The medical director of the Boston Marathon’s elite athlete medical tent, Martin S. Levine, DO, MPH, had finished helping some of the world’s fastest long-distance runners recover from the race when he heard the first of the two explosions.
As he has told more than a dozen media outlets, Dr. Levine saw blood everywhere and rushed to help the wounded. Live bodies, limbs and chunks of human tissue lay scattered helter-skelter. Many of those injured had severed or mangled legs.
Metal shards, nails, and other shrapnel and blast-generated debris had ripped open flesh and gouged through calf muscles, said Dr. Levine, who was the AOA’s 2011-12 president. He removed his belt and his identification badge’s lanyard and applied them as tourniquets, as did some other physicians at the scene.
Dr. Levine helped triage the blast victims and convey the most seriously injured to awaiting ambulances using cots and boards as makeshift gurneys. Even those with less severe wounds were bleeding profusely and needed prompt medical attention.
“I remember saying to one patient who was not as seriously injured as the others, ‘Come on. Let’s go. Let’s get you out of here,’ ” Dr. Levine told The DO. A family physician and sports medicine specialist in Bayonne, N.J., Dr. Levine had to shift gears dramatically in assuming the role of a trauma physician.
At the finish-line medical tent, another osteopathic physician, who competed in the marathon, was recovering from severe leg cramps when she heard the bombs explode, the first barely 50 yards away. Almost immediately, Danielle A. Deines, DO, morphed from patient into first responder.
“I had finished the race more than an hour and a half before the first explosion and was trying to get back on my feet,” remembers Dr. Deines, who is a first-year resident in pediatrics at the University of New Mexico School of Medicine in Albuquerque. “Every time I would stand up, my legs would cramp up again. But after I heard the second explosion, I forced myself up and asked a nurse what I could do to help.”
As an intern who is not a licensed physician in Massachusetts, Dr. Deines wanted to do whatever she could do legally, as injured blast victims were brought into the tent for treatment. The nurse suggested that she initially focus on discharging the recuperating runners, who had been moved to one corner of the tent. Most of them wanted to leave but needed a physician’s signature first.
“They were a little freaked out and saying ‘I just want to get out of here,’ ” Dr. Deines says.
After discharging several athletes, she concentrated on getting needed supplies ready for use and assisted with triage of the incoming wounded.
“One man, who was there with his wife and daughter, had a pretty severe leg injury, but it looked like the leg was salvageable, so we were trying to get him on an ambulance,” Dr. Deines says. “He was definitely aware of how much pain he was in. Other blast victims seemed kind of dazed and didn’t know what had happened, but they were conscious.”
Despite the horrors she witnessed Monday, Dr. Deines intends to compete in the Boston Marathon again.

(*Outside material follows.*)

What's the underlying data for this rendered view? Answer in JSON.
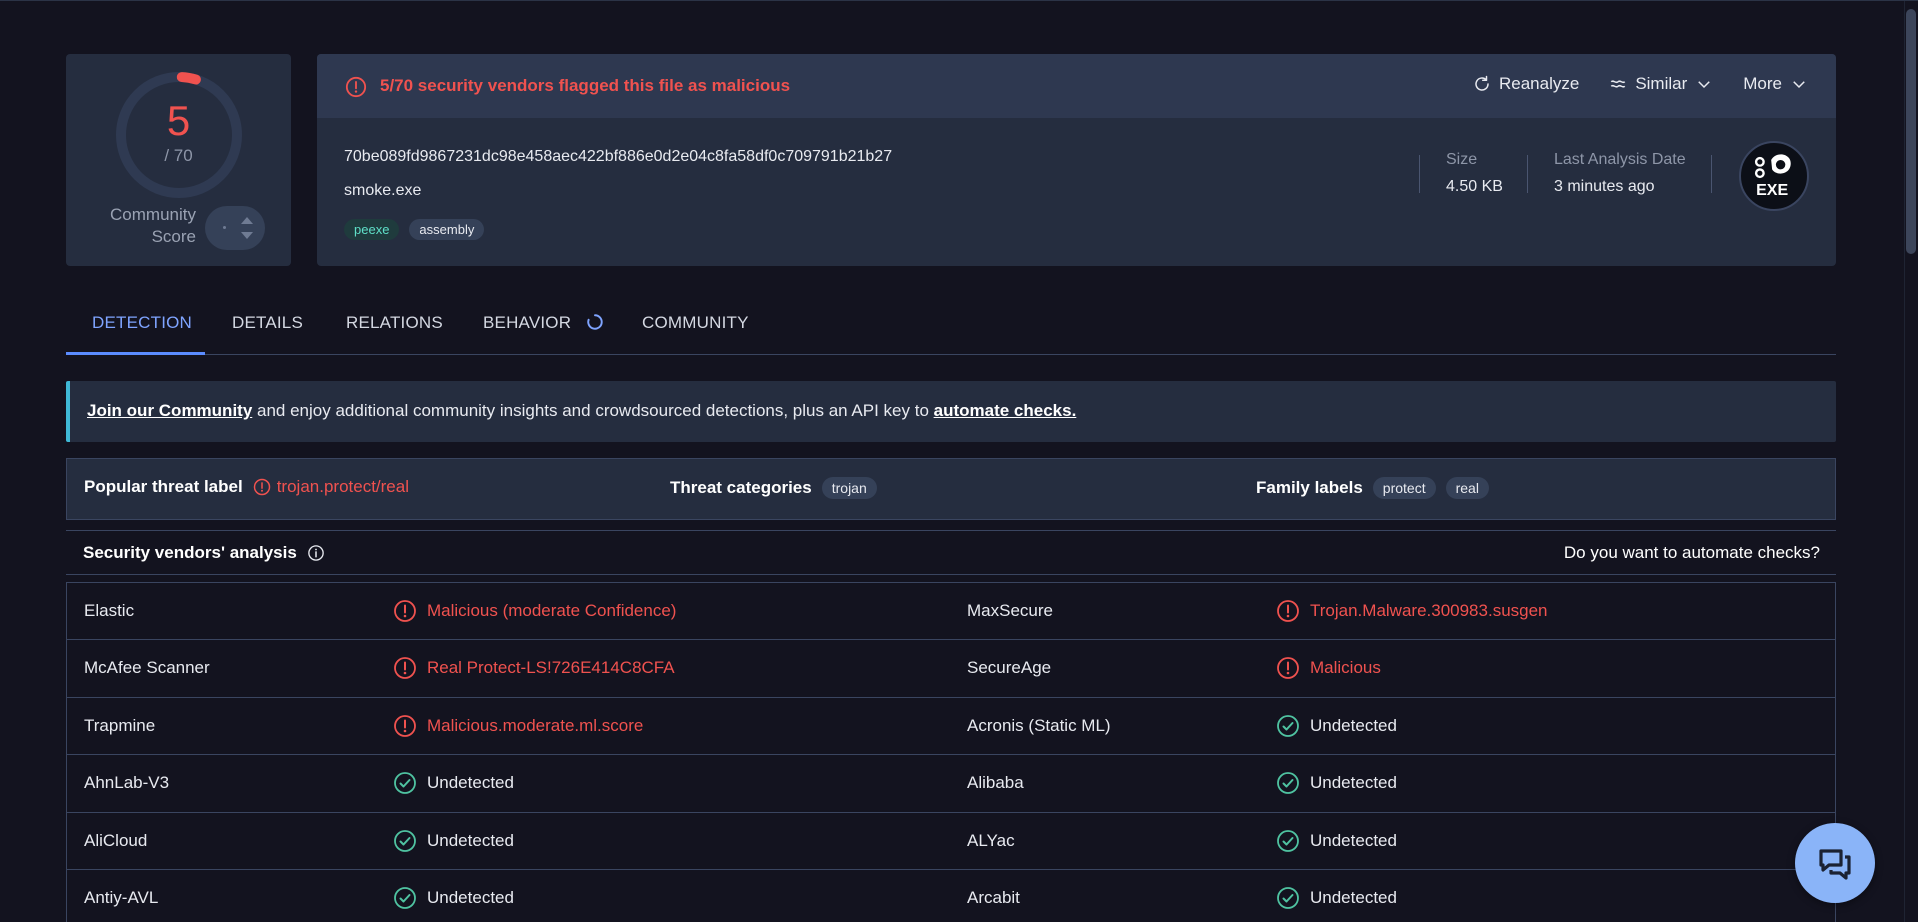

She expects heightened security measures will be instituted in the future but cannot envision what they will be.
“There were bomb-sniffing dogs out on the street during this year’s marathon,” she says. “I’m not sure what else they can do. Securing 26 miles of a race course would be extremely difficult.”

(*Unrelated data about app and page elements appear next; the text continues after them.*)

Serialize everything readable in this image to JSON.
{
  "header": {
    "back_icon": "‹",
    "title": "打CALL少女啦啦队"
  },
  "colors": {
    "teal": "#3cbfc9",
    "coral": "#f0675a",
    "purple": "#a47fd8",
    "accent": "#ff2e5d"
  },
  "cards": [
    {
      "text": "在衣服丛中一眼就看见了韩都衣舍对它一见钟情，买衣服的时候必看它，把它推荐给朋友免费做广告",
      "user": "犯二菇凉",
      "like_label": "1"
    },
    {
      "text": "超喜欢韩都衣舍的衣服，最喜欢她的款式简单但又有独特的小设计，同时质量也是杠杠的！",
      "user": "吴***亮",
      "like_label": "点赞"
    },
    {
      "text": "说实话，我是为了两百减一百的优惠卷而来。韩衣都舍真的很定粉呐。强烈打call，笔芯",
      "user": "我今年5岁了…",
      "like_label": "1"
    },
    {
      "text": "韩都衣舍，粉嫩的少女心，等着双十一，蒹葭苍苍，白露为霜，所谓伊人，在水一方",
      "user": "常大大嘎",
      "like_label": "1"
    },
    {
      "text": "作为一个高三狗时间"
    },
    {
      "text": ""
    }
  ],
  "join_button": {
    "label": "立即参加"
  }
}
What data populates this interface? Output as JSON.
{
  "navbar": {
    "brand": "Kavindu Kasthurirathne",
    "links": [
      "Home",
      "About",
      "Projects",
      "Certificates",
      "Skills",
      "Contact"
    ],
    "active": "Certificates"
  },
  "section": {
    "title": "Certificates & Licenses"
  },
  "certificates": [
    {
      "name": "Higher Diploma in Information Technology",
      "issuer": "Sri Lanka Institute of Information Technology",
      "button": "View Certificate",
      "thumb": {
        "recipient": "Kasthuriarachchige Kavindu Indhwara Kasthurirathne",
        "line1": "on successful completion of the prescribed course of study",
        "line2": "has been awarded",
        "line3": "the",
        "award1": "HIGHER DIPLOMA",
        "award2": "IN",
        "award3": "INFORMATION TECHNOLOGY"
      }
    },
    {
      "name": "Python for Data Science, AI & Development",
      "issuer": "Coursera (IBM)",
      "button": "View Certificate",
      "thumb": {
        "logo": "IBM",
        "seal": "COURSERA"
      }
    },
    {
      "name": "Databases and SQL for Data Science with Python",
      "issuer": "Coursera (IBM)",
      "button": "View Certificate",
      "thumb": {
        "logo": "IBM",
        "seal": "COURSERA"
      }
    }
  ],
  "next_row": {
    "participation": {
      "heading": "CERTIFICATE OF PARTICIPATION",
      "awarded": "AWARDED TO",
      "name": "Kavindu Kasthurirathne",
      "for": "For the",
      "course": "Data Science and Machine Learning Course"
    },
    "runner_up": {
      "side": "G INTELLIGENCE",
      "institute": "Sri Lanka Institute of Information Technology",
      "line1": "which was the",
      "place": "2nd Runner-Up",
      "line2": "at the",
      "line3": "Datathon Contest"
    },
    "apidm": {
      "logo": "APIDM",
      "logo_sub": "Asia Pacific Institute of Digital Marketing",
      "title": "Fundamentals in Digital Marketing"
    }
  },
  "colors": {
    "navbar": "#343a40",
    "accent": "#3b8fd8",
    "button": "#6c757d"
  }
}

Planning to leave Boston on Saturday, Dr. Deines says the city is still filled with runners. “There are blue and yellow jackets all over the streets here,” she says. “People don’t care whether they finished the race or not. They are just proud to have been a part of it.”